April 9, 2015
By Clint Cherepa
Photo at right: Bellevue’s Michael Linscott runs in the Antelop Canyon Ultra. Photo courtesy of Jeff Genova Photography
Many run so they can race, but some are leery of the endeavor. Whether you run one mile or 50, it is an exhilarating experience.
“The race is the beauty part,” said cardiologist and medical editor for Runner’s World, Dr. George Sheehan (1918 –1993). One of his eight books, Running & Being: The Total Experience, became a New York Times best seller. According to Sheehan, “the time you put it all together is the race.”
Racing brings the running community together and forges new friendships. Running is unique in the way that it allows beginners and professionals to share the same space, and at times run head-to-head.
Eric Bone founded Northwest Trail Runs which offers events ranging from 4k to 100k mostly in western Washington. He has represented various Seattle running clubs and teams at local, regional and occasionally, national races.
“Racing is better when more people are doing it, so each person who races enhances the experience for others,” said Bone. “It is such a thrill to toe the line against a large field of other runners!”
There is no better motivator than knowing that you have a race in your future. To give the race your best effort, you need to train.
Yassine Diboun, an ultrarunner from Portland, has raced many distances, and regularly places in the top 10.
“Racing has motivated me by having an event on the horizon as something to work toward,” said Diboun. “I love the journey of training for a race, and I enjoy helping others work toward their goals as well.”
The future race date on your calendar will give you a goal. Even if your chances of winning the race are slim, set goals such as winning your age group, beating a friend, getting a personal best or just finishing strong.
Training for a race teaches you how to be more disciplined and to run each day with a purpose in mind. A race can point out weaknesses in your training and give you a base to structure future training.
Bellevue resident, Michael Linscott, ran his first marathon in 2007 and has run 15 more since then. Linscott admits that races keep his running structured, but can also actually eliminate some of the structure by keeping his running fun and spontaneous.
“Smaller races, like a local 10k or 5-mile trail run, are an amazing way to spend a Saturday morning,” he said. “Just getting out, going fast (or not) and having fun.”
Race-day fears are normal—fear of injury, not finishing, or poor performance.
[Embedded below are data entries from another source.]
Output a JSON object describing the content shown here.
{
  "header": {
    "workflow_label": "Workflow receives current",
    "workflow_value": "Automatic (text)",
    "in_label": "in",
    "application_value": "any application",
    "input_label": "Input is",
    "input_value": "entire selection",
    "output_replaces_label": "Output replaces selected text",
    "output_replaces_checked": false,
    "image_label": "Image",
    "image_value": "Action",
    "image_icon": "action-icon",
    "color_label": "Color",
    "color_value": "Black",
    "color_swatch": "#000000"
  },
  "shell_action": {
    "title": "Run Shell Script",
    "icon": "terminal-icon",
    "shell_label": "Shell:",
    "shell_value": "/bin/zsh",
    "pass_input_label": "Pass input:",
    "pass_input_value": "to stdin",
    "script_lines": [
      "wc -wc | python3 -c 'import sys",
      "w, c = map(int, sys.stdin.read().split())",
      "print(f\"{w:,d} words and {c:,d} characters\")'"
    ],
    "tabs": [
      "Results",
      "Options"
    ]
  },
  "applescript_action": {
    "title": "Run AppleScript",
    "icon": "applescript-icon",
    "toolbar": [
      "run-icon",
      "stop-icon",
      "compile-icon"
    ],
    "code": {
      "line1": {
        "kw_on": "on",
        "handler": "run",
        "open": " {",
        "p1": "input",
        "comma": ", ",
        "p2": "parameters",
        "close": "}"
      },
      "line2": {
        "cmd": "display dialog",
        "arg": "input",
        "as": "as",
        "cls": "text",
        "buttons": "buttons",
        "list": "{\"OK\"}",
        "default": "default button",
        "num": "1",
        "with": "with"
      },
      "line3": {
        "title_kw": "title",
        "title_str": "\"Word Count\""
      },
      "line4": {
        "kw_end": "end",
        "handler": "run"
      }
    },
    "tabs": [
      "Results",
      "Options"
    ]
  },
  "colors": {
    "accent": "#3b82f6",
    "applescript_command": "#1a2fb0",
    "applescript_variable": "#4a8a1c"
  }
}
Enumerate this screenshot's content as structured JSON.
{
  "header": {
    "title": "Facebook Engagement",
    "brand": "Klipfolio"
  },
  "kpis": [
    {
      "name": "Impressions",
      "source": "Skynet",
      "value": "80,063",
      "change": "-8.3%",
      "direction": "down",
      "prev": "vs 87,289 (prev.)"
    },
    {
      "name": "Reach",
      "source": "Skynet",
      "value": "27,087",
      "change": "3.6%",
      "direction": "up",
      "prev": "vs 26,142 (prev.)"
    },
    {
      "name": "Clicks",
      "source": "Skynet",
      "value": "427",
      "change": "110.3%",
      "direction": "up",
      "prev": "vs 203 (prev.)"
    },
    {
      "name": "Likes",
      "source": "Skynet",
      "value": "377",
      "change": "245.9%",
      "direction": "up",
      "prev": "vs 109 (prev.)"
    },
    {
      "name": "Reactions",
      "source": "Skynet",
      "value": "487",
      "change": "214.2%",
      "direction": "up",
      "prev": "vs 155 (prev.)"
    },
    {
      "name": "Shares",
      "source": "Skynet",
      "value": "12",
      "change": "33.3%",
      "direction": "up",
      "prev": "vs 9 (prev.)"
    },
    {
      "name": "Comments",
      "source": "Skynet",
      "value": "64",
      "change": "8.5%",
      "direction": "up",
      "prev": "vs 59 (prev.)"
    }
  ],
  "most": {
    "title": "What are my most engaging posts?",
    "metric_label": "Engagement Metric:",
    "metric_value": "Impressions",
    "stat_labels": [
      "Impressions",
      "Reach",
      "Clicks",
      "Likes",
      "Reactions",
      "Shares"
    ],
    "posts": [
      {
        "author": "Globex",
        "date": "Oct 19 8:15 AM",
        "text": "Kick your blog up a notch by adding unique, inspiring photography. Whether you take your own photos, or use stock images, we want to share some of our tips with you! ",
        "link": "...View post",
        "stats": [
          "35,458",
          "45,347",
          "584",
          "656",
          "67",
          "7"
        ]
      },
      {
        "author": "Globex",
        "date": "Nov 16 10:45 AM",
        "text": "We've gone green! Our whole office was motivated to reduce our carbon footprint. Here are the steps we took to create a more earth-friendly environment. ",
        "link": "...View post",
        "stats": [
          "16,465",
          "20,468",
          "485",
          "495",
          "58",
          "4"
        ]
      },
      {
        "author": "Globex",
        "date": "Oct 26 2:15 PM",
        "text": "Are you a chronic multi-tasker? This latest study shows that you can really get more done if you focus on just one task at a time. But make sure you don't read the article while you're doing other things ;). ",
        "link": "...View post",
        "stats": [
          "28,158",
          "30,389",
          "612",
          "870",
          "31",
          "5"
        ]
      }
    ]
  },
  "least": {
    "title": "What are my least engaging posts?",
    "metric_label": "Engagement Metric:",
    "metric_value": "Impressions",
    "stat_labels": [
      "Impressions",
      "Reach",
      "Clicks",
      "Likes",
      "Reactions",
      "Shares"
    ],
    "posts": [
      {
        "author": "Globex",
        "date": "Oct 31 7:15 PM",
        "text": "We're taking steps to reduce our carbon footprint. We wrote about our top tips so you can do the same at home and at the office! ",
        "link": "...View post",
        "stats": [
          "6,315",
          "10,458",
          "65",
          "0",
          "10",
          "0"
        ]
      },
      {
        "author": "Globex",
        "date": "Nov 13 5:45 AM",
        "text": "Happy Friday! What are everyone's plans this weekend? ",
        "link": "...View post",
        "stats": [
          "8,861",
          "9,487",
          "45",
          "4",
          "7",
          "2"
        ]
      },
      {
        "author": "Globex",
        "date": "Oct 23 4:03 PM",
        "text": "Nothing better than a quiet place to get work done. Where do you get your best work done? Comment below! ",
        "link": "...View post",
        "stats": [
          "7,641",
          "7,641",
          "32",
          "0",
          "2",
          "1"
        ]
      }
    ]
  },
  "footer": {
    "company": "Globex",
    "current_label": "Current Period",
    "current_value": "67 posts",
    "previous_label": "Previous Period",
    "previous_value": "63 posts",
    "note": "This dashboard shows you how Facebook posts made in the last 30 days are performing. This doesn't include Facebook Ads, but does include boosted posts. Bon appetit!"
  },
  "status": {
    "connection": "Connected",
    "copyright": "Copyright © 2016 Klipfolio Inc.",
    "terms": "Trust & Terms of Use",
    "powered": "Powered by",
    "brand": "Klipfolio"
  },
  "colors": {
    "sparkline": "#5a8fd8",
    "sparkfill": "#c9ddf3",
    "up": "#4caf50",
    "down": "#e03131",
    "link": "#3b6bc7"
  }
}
Even after years of racing, many seasoned racers get race-day jitters. They have learned how to use these jitters to help them run competitively. Facing these fears at the starting line is the best way to conquer them.
“Simply racing more helps many runners conquer their racing fears,” said Bone.
Measurement of Progress
Your first 10k may not tell you much about your progress, but after a few years of racing, a runner can gauge if he or she is getting faster. Diboun uses races to measure his progress.
“I have done many races multiple times, and I am able to compare different efforts based on splits, and finishing times,” he said. Splits are the difference between how fast or slow a runner completes the previous mile compared with the next one.
Linscott judges the progress of his fitness, final kick and climbing strength with races. He feels that even if it is not his fastest race, at times he pulls something else out of his race effort to use as a measurement.
As a high-caliber racer, Yassine has seen how competition has helped him perform better and he uses this experience to help break records and improve his personal times.
Races lend themselves to runners of all levels. A racer can compete against his or her own personal records, even if he or she is at the back of the pack.
Linscott suggests setting goals for yourself during a race, such as not walking any of the hills or keeping up your pace. He says competition can mean many things. It could be passing the runner in front of you, doing better than last year, or running well for your family and friends.
A progressive runner never stops learning. Introducing racing into your running program provides a platform of wisdom. You learn more about yourself and running in general.
If you are hesitant to toe up at the starting line, take to heart the words of Linscott, “you can’t wait till next week, you can’t hit snooze, you can’t wait for that rain shower to pass. You get out there and race. And you will love it!”
Top 10 Race-Day Tips
1. Don’t get creative: Stick with the same shoes, shorts, shirts, nutrition, etc. that you’ve trained in.
2. Run your own race: Don’t worry about everyone else. Focus on your own pace, hydration and fueling.
3. Support crew: Bring friends and family to cheer you on.
4. Get there early: Plan on being two hours early. This leaves plenty of time for race prep and port-a-potty lines.
5. Be patient: Unless you are in it to win it, flying off the starting line can spell late-race disaster. Best to start slow.
6. Be flexible and adaptable: Be ready to flow with the weather, unexpected crowds or bumps in your race-pace goal.
7. Have goals, not a goal: One goal can easily be missed. Give yourself various time goals, most importantly the goal of finishing.
8. Breathe: Remember to breathe in “calm” and breathe out “stress.”
9. Test yourself: Today is the day to see what kind of speed is inside you.
10. Enjoy it: Soak in the scenery, race vibes and pushing yourself to the limit.
Clint Cherepa is the Running Columnist for OutdoorsNW. He is currently in Nicaragua, where he has been busy training for ultra-marathons and working on a new venture: www.strongerrunners.com